What The Valley Knows
Publication date: January 25th 2018
Genres: Romance, Young Adult
Millington Valley is a quintessential small Pennsylvania town: families go back generations. Football rules. Kids drink while adults look the other way. High school is a whirlwind of aspiration and rivalry, friendship and jealousy.
When smart and pretty Molly Hanover moves to town and attracts the attention of the football team’s hero, Wade Thornton—a nice guy with a bad drinking habit—longtime friendships are threatened and a popular cheerleader tries to turn the school against Molly.
The young couple’s future is shattered when Wade, drunk, wrecks his truck and Molly is thrown through the windshield. She wakes from a coma to find her beauty marred and her memory full of holes. As she struggles to heal, she becomes sure that something terrible happened before the accident. And there is somebody in the valley who doesn’t want her to remember.
Ann went to her bedroom, changed clothing, and packed a small bag along with her cosmetics. She took a quick shower and brushed her teeth. She lay on her bed, closed her eyes, and let herself listen to the rain for a moment. The horror of the morning and the unknown of what she faced spread through her body like a fever.
Only she did know.
She knew what it was like to say goodbye to someone for the last time. What it was like to watch his coffin lowered into the ground, to hear the clunk of dirt hitting the metal as it scattered over his casket, to feel the emptiness of forever. She couldn’t do it again.
Molly could not die.
Her daughter had to be okay. Peter was right: they would have to sue. There was no way her insurance would cover everything—Molly had to receive whatever treatment she needed. She tried to calculate how much money that might be and couldn’t, but she knew it would be more than she had. Peter made her uncomfortable, but she needed help. Nobody else had lined up.
Ann dropped her bags at the door and scooped Derby into her arms and snuggled into his fur. “You keep watch over everything until I bring our Molly home,” she said. She made a mental note to give Thelma a key so she could stop by to feed Derby.
Ann opened the front door and stepped onto the porch. The heavy rain bounced off the road like exploding popcorn kernels. She dashed to the car and threw her bags in the back seat. She lowered herself into the front seat and turned the ignition key, but sat there unable to move.

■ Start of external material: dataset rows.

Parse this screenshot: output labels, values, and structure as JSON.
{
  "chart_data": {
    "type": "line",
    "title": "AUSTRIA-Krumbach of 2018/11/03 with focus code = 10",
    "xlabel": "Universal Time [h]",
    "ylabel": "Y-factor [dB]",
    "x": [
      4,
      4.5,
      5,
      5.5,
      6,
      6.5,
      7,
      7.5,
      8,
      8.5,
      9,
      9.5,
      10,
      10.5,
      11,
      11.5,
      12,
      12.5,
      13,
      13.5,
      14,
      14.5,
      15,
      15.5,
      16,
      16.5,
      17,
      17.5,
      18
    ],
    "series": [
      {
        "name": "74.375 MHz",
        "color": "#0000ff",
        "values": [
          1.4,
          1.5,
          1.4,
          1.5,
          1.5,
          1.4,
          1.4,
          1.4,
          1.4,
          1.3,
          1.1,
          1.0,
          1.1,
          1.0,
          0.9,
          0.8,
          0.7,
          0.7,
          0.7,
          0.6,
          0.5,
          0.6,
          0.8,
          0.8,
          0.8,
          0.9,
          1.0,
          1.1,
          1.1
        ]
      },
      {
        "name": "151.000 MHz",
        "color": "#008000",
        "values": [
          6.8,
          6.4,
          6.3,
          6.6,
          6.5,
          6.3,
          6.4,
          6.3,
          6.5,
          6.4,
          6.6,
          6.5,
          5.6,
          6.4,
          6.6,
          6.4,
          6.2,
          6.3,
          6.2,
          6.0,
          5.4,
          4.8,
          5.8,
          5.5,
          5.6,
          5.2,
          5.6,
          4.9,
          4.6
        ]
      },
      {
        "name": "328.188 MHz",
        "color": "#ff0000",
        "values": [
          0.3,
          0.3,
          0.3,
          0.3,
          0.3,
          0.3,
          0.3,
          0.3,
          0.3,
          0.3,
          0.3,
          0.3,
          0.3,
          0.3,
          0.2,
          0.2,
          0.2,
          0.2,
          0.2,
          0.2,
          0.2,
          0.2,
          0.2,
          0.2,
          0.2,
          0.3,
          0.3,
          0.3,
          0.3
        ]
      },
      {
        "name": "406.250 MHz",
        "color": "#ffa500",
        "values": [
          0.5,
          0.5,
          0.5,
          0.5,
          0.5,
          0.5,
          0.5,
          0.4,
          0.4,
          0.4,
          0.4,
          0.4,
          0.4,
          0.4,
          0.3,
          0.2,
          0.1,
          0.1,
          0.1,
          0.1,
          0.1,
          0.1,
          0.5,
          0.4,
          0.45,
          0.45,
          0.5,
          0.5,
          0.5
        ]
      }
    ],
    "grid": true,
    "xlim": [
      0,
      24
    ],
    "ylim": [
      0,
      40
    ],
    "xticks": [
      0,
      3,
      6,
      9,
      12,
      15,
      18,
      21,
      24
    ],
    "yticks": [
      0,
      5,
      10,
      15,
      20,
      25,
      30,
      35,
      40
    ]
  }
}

A scene from a TV show flashed in her mind. A close-up shot of a boy sitting in a wheelchair, his body slumped to one side, a thin stream of drool running at the corner of his mouth. He swatted his face in an awkward spastic motion, staring glassy-eyed at kids playing on the basketball court. His mom sat on the park bench next to him. Please don’t let that be Molly, she thought. She had prayed non-stop for the last eight hours, but nobody seemed to be listening. Everything had taken on a surreal quality as if she looked out at the world through the thick glass of a snow globe. Inside, she stood frozen, hell raining down, her feet mired in the snowy cement, stuck with no escape, her screams ricocheting off the glass and smacking her in the face.
Heather Christie grew up in rural Pennsylvania and, at age seventeen, took off for New York City in hopes of becoming a movie star. Flash forward several decades, a couple degrees, a bunch of cats, two kids and one husband later, she’s back in Pennsylvania writing her heart out and chasing dreams again. She loves to read, run, drink tea, and make Sunday dinner. Follow her blog at http://www.HeatherChristieBooks.com and say “hello” on Facebook, Twitter, and Instagram.